In 1983, a little over a year later, we introduced a working prototype that outperformed the industry leader's best municipal machine. This was quickly discovered, and by 1985 our list of happy users included such prestigious names as Boeing Military Airplane Company, the United States Marine Corps, the Republic of Taiwan and a long list of cities and airports.
Then, in 1988, we took another big step when we acquired Aaplex, Inc., a diverse but municipal-oriented air sweeper company previously headquartered in Little Rock, Arkansas. We continued to manufacture and market our municipal line under the Aaplex trade name, although later turned these into the 'A-series' line of sweepers.
Unlike our direct sales force that we maintained to provide one-on-one contact to contractors and malls, we set up a nationwide dealer network to sell and service our A-series machines. By splitting our product line, we found that we were better able to give both our groups of customers what they need.

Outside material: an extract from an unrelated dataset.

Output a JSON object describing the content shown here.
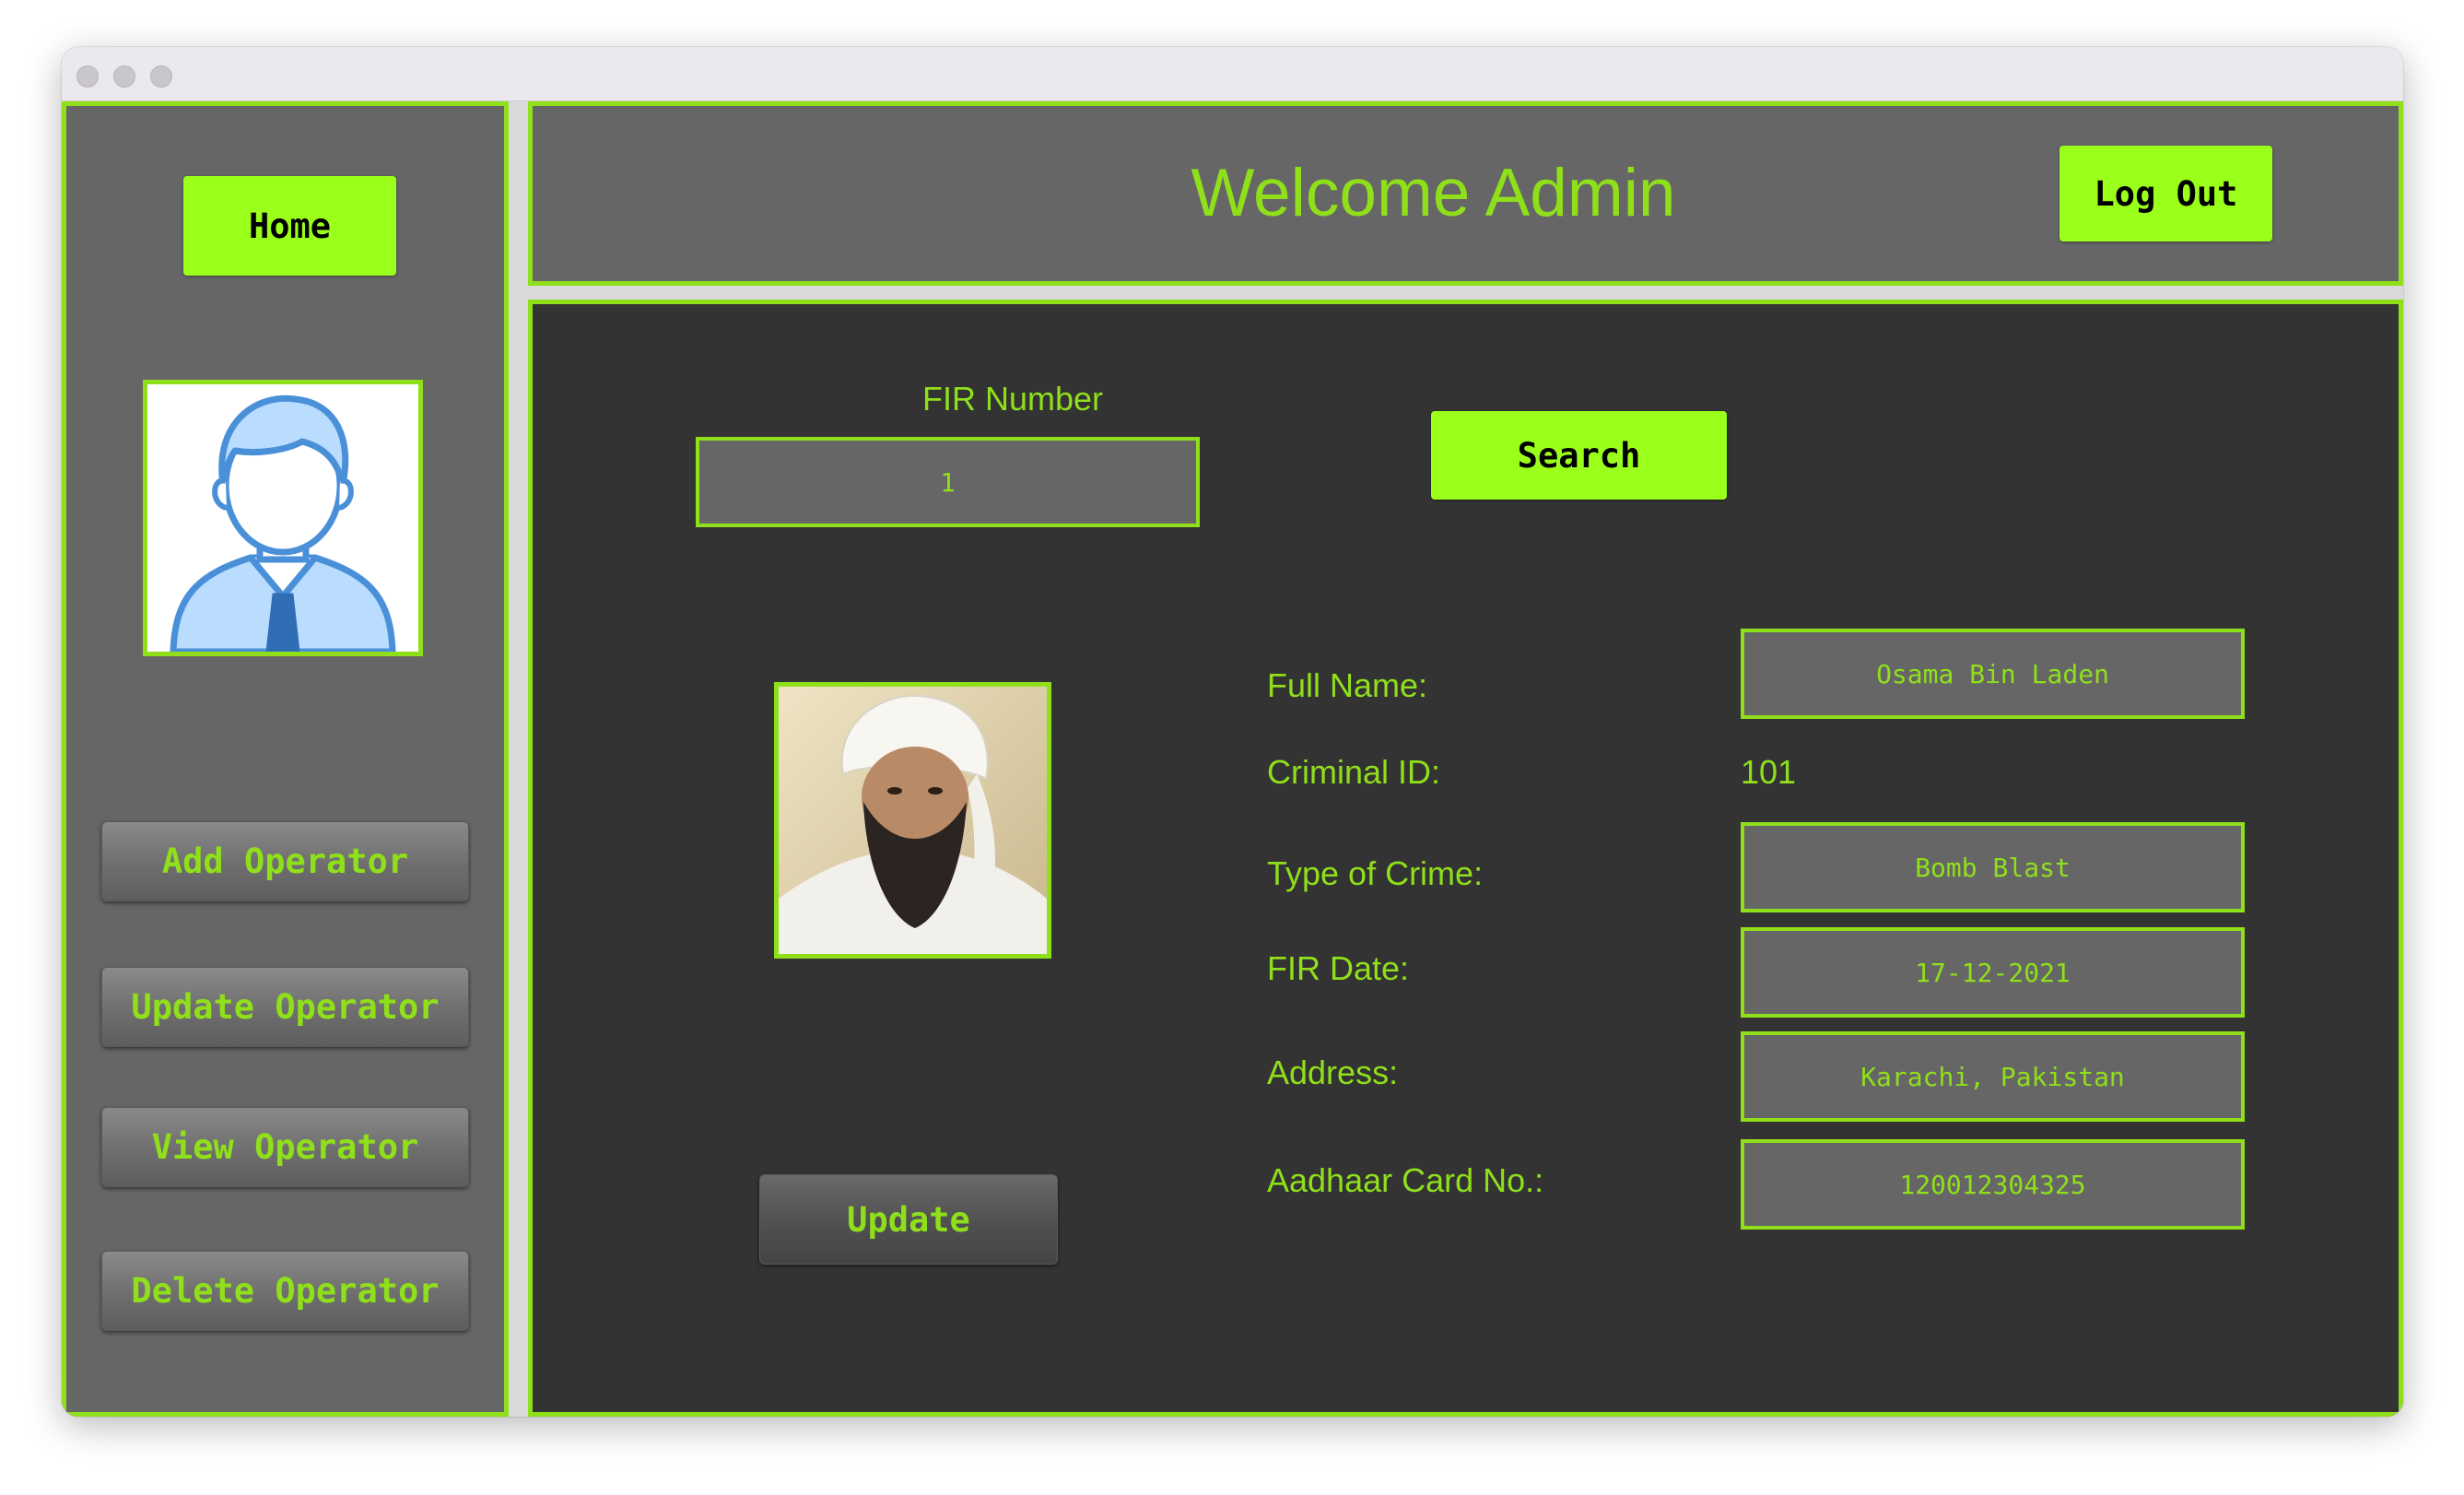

In 1992 a further expansion was undertaken in the municipal arena: Schwarze Industries purchased the production rights for the Murphy municipal broom sweeper (now the Schwarze M-series line). The purchase of Murphy gave us a product we could sell to all segments of the sweeping industry. At that point, no matter what type of power sweeper was needed, we could provide a sweeper to fit the need.
Since the company's incorporation in 1974, our family's industry-leading design and customer service philosophy grew Schwarze Industries from our initial six family members to a firm employing well over 180 people. Because that was our founding philosophy, the result was a success story both for our family and for our customers. In addition to offering the widest selection of sweepers, and being known as America's innovation leader when it came to sweeper design, our abiding goal was to continually find ways to give back to our customers.

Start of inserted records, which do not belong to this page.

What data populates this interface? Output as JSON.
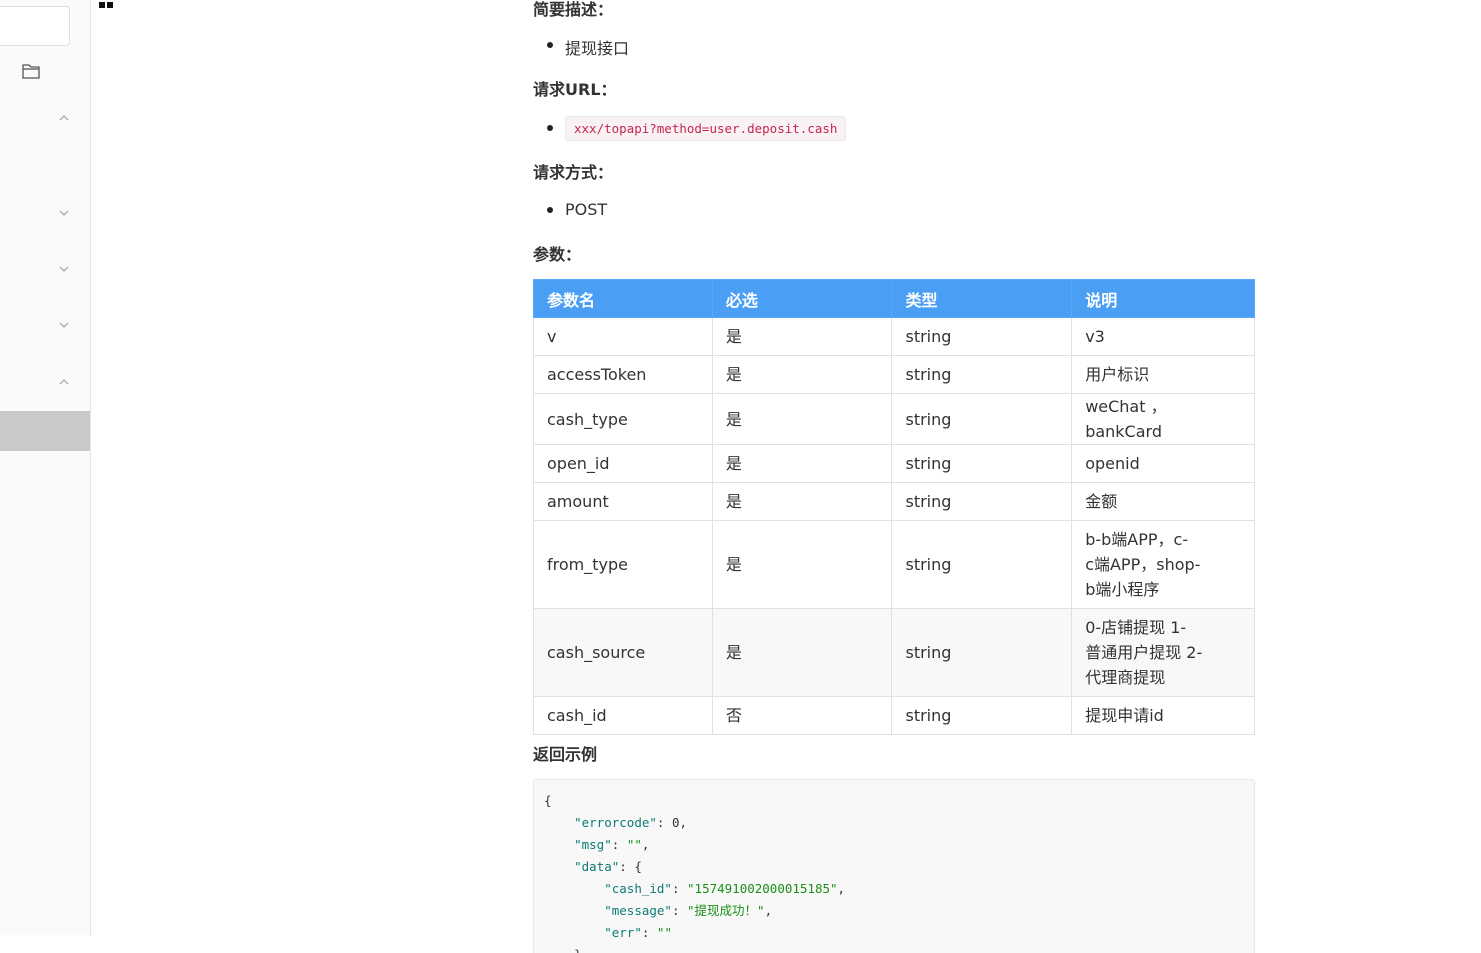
{
  "sidebar": {
    "search": {
      "placeholder": ""
    }
  },
  "content": {
    "desc_heading": "简要描述：",
    "desc_item": "提现接口",
    "url_heading": "请求URL：",
    "url_value": "xxx/topapi?method=user.deposit.cash",
    "method_heading": "请求方式：",
    "method_value": "POST",
    "params_heading": "参数：",
    "table": {
      "headers": [
        "参数名",
        "必选",
        "类型",
        "说明"
      ],
      "rows": [
        [
          "v",
          "是",
          "string",
          "v3"
        ],
        [
          "accessToken",
          "是",
          "string",
          "用户标识"
        ],
        [
          "cash_type",
          "是",
          "string",
          "weChat ，bankCard"
        ],
        [
          "open_id",
          "是",
          "string",
          "openid"
        ],
        [
          "amount",
          "是",
          "string",
          "金额"
        ],
        [
          "from_type",
          "是",
          "string",
          "b-b端APP，c-c端APP，shop-b端小程序"
        ],
        [
          "cash_source",
          "是",
          "string",
          "0-店铺提现 1-普通用户提现 2-代理商提现"
        ],
        [
          "cash_id",
          "否",
          "string",
          "提现申请id"
        ]
      ],
      "from_type_lines": [
        "b-b端APP，c-",
        "c端APP，shop-",
        "b端小程序"
      ],
      "cash_source_lines": [
        "0-店铺提现 1-",
        "普通用户提现 2-",
        "代理商提现"
      ]
    },
    "return_heading": "返回示例",
    "return_code": {
      "open_brace": "{",
      "errorcode_key": "\"errorcode\"",
      "errorcode_val": "0",
      "msg_key": "\"msg\"",
      "msg_val": "\"\"",
      "data_key": "\"data\"",
      "cash_id_key": "\"cash_id\"",
      "cash_id_val": "\"157491002000015185\"",
      "message_key": "\"message\"",
      "message_val": "\"提现成功！\"",
      "err_key": "\"err\"",
      "err_val": "\"\"",
      "close_inner": "}"
    }
  }
}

When our family owned Schwarze Industries, Inc., we offered more customer assistance programs than any sweeper manufacturer in the history of the industry, before or since. Starting in 1994, we began the long-term sponsorship of American Sweeper magazine and the AmericanSweeper.com website.

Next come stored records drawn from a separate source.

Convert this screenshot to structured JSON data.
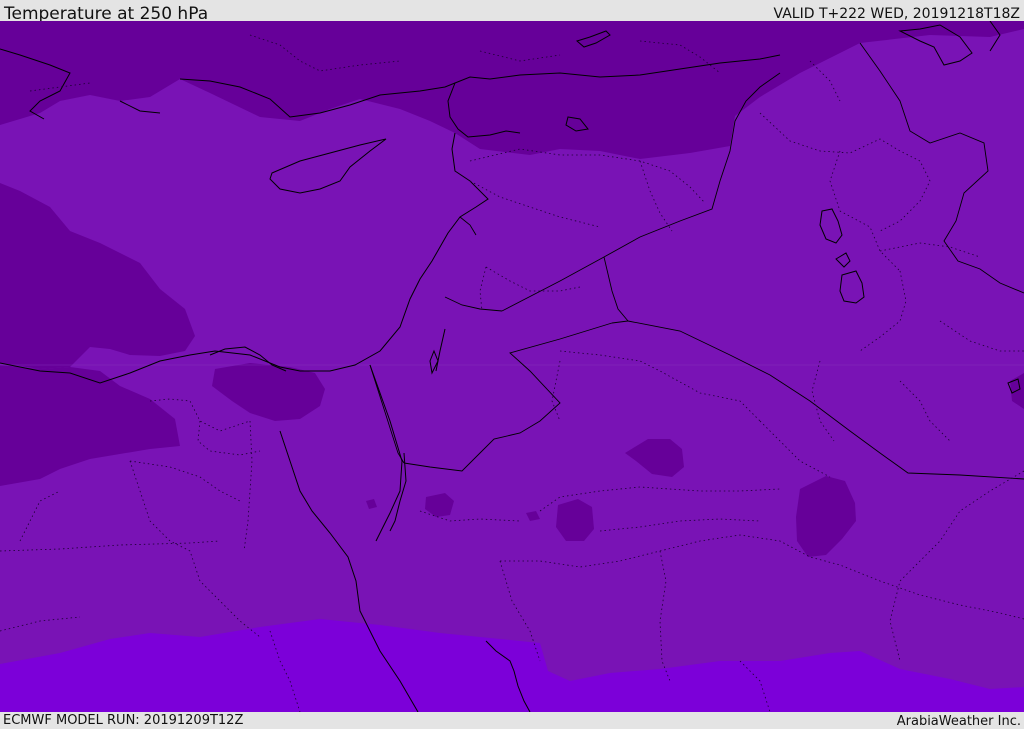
{
  "header": {
    "title": "Temperature at 250 hPa",
    "valid": "VALID T+222 WED, 20191218T18Z"
  },
  "footer": {
    "model_run": "ECMWF MODEL RUN: 20191209T12Z",
    "credit": "ArabiaWeather Inc."
  },
  "map": {
    "region": "Eastern Mediterranean / Middle East",
    "colors": {
      "cold_band": "#660099",
      "mid_band": "#7913b5",
      "warm_band": "#7c00d9",
      "coastline": "#000000"
    }
  }
}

In addition, our family pioneered many other firsts for the sweeping industry. For example, we were the first sweeper manufacturer to consistently take used sweepers in trade, to sell direct as well as through a dealer sales and service network, to offer service loaners to customers, or to host a 'sweepers only' get-together (what we named the Schwarze Roundup). Under my direction we also became naPSa's biggest supporting member, at one time signing up and paying for over 100 new naPSa members in just a few months time.
My goal for Victory Sweepers is not just to build the best sweepers in the marketplace. Rather, it is to re-form the special bonds our family once had with those in the sweeping community. When you buy a sweeper from Victory Sweepers, you will have an opportunity to learn first-hand what we mean by our slogan of 'Winning Together.'
I believe the sweeping industry is poised on the brink of its best days ever, ready to take our rightful place as one of the leading environmental industries in America. The demand for sweeping, in these times of continued business expansion coupled with rising stormwater runoff pollution and air quality degradation, is increasing by leaps and bounds. You will find Victory Sweepers at the forefront of developing the technology required as this new chapter in sweeping unfolds over time.
Thanks again for your interest in Victory Sweepers. Please let us know how we might assist you in any facet of your sweeping business. I'll see you on the lot.